Right, let’s get back to our opening ceremony instead of some philosophical discussion. In the middle of the ceremony, the Queen made his entrance with her video with Daniel Craig. It was quite cool to be introduced to the Buckingham palace with the two dogs. But of course, when the ‘Queen’ hopped off the helicopter, I had my housemates screaming because it was quite a traumatic scene if you do really think she was the Queen. For a moment, I thought I would believe it was Her Majesty, but I had learned somewhere that important royals like Her Majesty were normally tied down with several restrictions, especially dangerous activities – and hopping off a helicopter, to me, was considered to be one of them. Alas, that helicopter hopping was just a video and the pink gowned person who actually parachuted down the stadium was just a dummy. The entrance of Her Majesty was truly majestic and surprising instead of the usual ‘welcome blah blah’ and clapping. Next up was the playing of ‘Chariots of Fire’ by London Symphony Orchestra which was awesome and much more awesome when the camera showed us who had sneaked into the team. Sir Rowan Atkinson had finally found his role in entertaining the crowd with his Mr Bean acts which truly brought much entertainment.

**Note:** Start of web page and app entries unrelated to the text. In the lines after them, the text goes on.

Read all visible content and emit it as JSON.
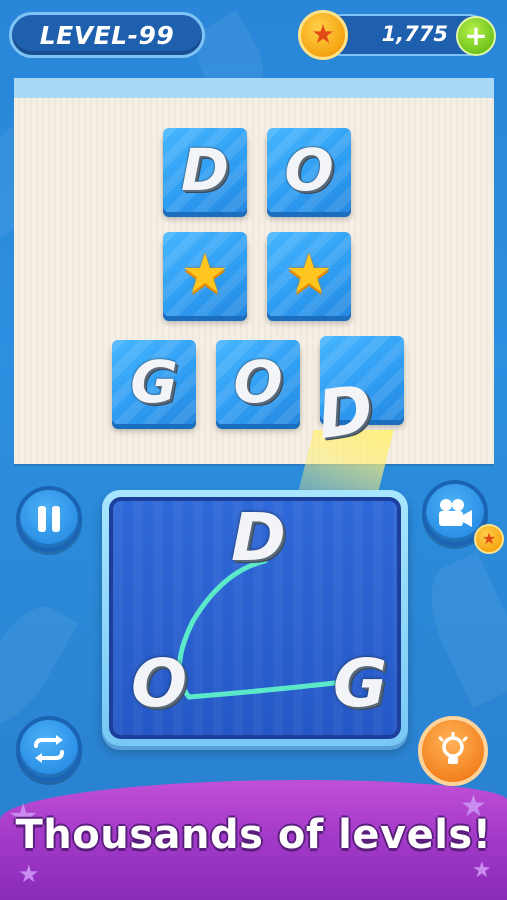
{
  "header": {
    "level_label": "LEVEL-99",
    "coins": "1,775",
    "coin_icon": "star-coin-icon",
    "add_coins_symbol": "+"
  },
  "board": {
    "rows": [
      [
        "D",
        "O"
      ],
      [
        "★",
        "★"
      ],
      [
        "G",
        "O",
        "D"
      ]
    ],
    "flying_letter": "D"
  },
  "wheel": {
    "letters": {
      "top": "D",
      "left": "O",
      "right": "G"
    }
  },
  "controls": {
    "pause": "pause-icon",
    "shuffle": "shuffle-icon",
    "video": "video-camera-icon",
    "hint": "lightbulb-icon"
  },
  "banner": {
    "text": "Thousands of levels!"
  },
  "colors": {
    "background": "#2c8fe0",
    "tile": "#2e9cf2",
    "banner": "#a43bc9",
    "trace_line": "#5ef0c8",
    "coin": "#f5a411"
  }
}
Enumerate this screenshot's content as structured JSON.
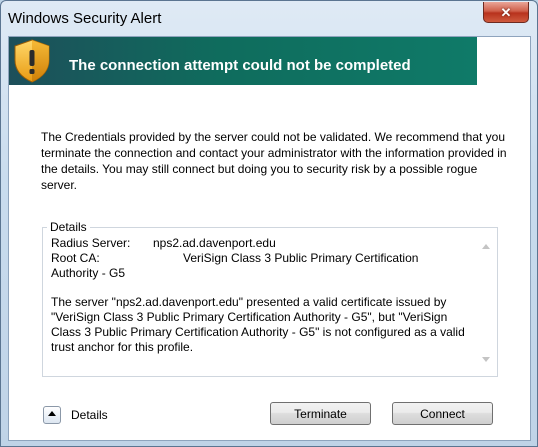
{
  "window": {
    "title": "Windows Security Alert",
    "close_glyph": "✕"
  },
  "banner": {
    "icon": "shield-warning-icon",
    "heading": "The connection attempt could not be completed"
  },
  "message": "The Credentials provided by the server could not be validated. We recommend that you terminate the connection and contact your administrator with the information provided in the details. You may still connect but doing you to security risk by a possible rogue server.",
  "details": {
    "legend": "Details",
    "radius_label": "Radius Server:",
    "radius_value": "nps2.ad.davenport.edu",
    "rootca_label": "Root CA:",
    "rootca_value": "VeriSign Class 3 Public Primary Certification",
    "rootca_value_cont": "Authority - G5",
    "paragraph": "The server \"nps2.ad.davenport.edu\" presented a valid certificate issued by \"VeriSign Class 3 Public Primary Certification Authority - G5\", but \"VeriSign Class 3 Public Primary Certification Authority - G5\" is not configured as a valid trust anchor for this profile."
  },
  "footer": {
    "details_toggle_label": "Details",
    "terminate_label": "Terminate",
    "connect_label": "Connect"
  },
  "colors": {
    "banner_start": "#1d4f5a",
    "banner_end": "#0f7a68",
    "close_red": "#c0392b"
  }
}
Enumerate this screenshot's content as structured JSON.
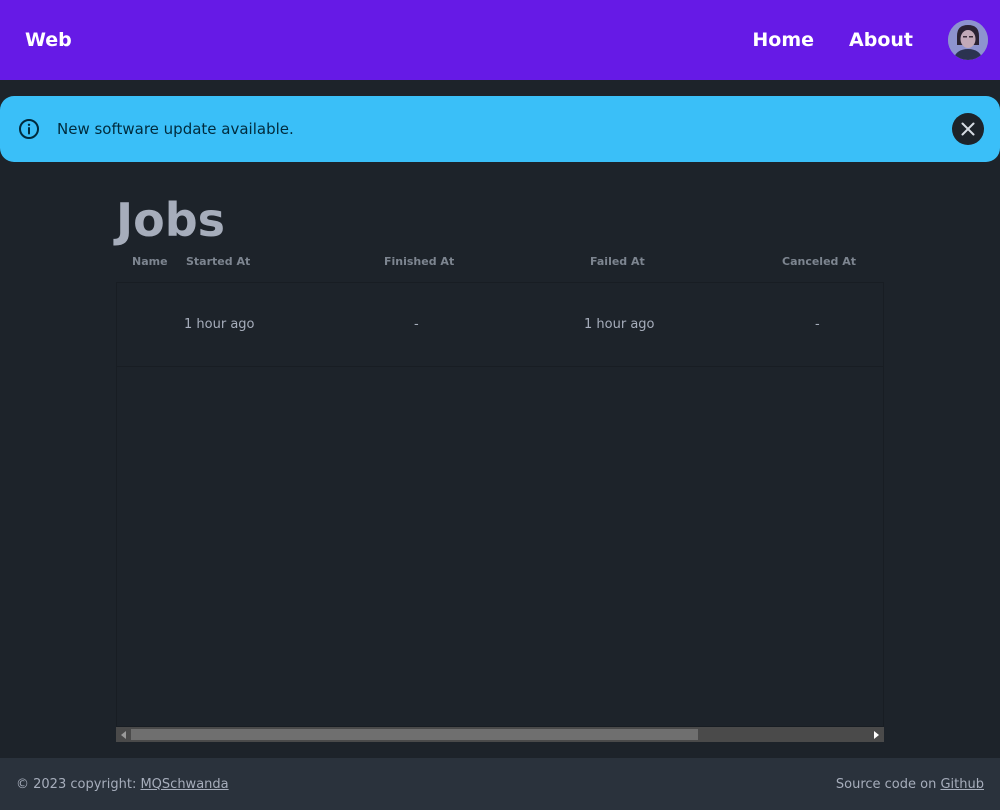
{
  "navbar": {
    "brand": "Web",
    "links": [
      "Home",
      "About"
    ],
    "accent_color": "#661ae6"
  },
  "alert": {
    "message": "New software update available.",
    "icon": "info-icon",
    "close_icon": "close-icon",
    "color": "#3abff8"
  },
  "page": {
    "title": "Jobs"
  },
  "table": {
    "columns": [
      "Name",
      "Started At",
      "Finished At",
      "Failed At",
      "Canceled At"
    ],
    "rows": [
      {
        "name": "",
        "started_at": "1 hour ago",
        "finished_at": "-",
        "failed_at": "1 hour ago",
        "canceled_at": "-"
      }
    ]
  },
  "footer": {
    "copyright_prefix": "© 2023 copyright:",
    "author": "MQSchwanda",
    "source_prefix": "Source code on",
    "source_link": "Github"
  }
}
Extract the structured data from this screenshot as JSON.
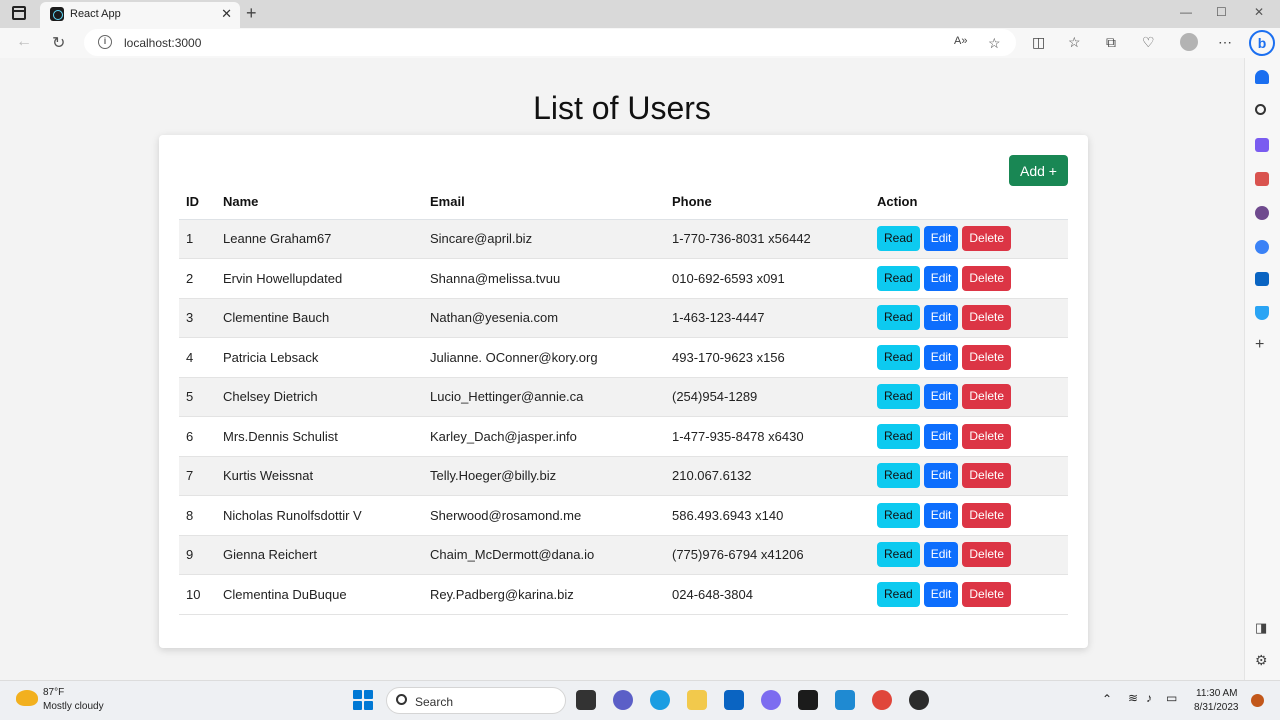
{
  "browser": {
    "tab_title": "React App",
    "tab_close": "✕",
    "new_tab": "+",
    "url": "localhost:3000",
    "window_controls": [
      "—",
      "☐",
      "✕"
    ]
  },
  "page": {
    "title": "List of Users",
    "add_button": "Add +"
  },
  "table": {
    "headers": [
      "ID",
      "Name",
      "Email",
      "Phone",
      "Action"
    ],
    "action_labels": {
      "read": "Read",
      "edit": "Edit",
      "delete": "Delete"
    },
    "rows": [
      {
        "id": "1",
        "name": "Leanne Graham67",
        "email": "Sincare@april.biz",
        "phone": "1-770-736-8031 x56442"
      },
      {
        "id": "2",
        "name": "Ervin Howellupdated",
        "email": "Shanna@melissa.tvuu",
        "phone": "010-692-6593 x091"
      },
      {
        "id": "3",
        "name": "Clementine Bauch",
        "email": "Nathan@yesenia.com",
        "phone": "1-463-123-4447"
      },
      {
        "id": "4",
        "name": "Patricia Lebsack",
        "email": "Julianne. OConner@kory.org",
        "phone": "493-170-9623 x156"
      },
      {
        "id": "5",
        "name": "Chelsey Dietrich",
        "email": "Lucio_Hettinger@annie.ca",
        "phone": "(254)954-1289"
      },
      {
        "id": "6",
        "name": "Mrs.Dennis Schulist",
        "email": "Karley_Dach@jasper.info",
        "phone": "1-477-935-8478 x6430"
      },
      {
        "id": "7",
        "name": "Kurtis Weissnat",
        "email": "Telly.Hoeger@billy.biz",
        "phone": "210.067.6132"
      },
      {
        "id": "8",
        "name": "Nicholas Runolfsdottir V",
        "email": "Sherwood@rosamond.me",
        "phone": "586.493.6943 x140"
      },
      {
        "id": "9",
        "name": "Gienna Reichert",
        "email": "Chaim_McDermott@dana.io",
        "phone": "(775)976-6794 x41206"
      },
      {
        "id": "10",
        "name": "Clementina DuBuque",
        "email": "Rey.Padberg@karina.biz",
        "phone": "024-648-3804"
      }
    ]
  },
  "taskbar": {
    "weather_temp": "87°F",
    "weather_desc": "Mostly cloudy",
    "search_placeholder": "Search",
    "time": "11:30 AM",
    "date": "8/31/2023"
  },
  "colors": {
    "read": "#0dcaf0",
    "edit": "#0d6efd",
    "delete": "#dc3545",
    "add": "#198754"
  }
}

After everything, with the athletes in, the speeches started. The speech was about the usual encourages yet not as boring as usual. But the highlight was ‘When out time came, we did it right’. The ceremony continued with some milder entertainment after this, which made sense of why some comments were about the ‘Part Two problem’. However, I would like to congratulate Britain for putting up a splendid show that did not focus too much on fireworks like what people normally do and I like that!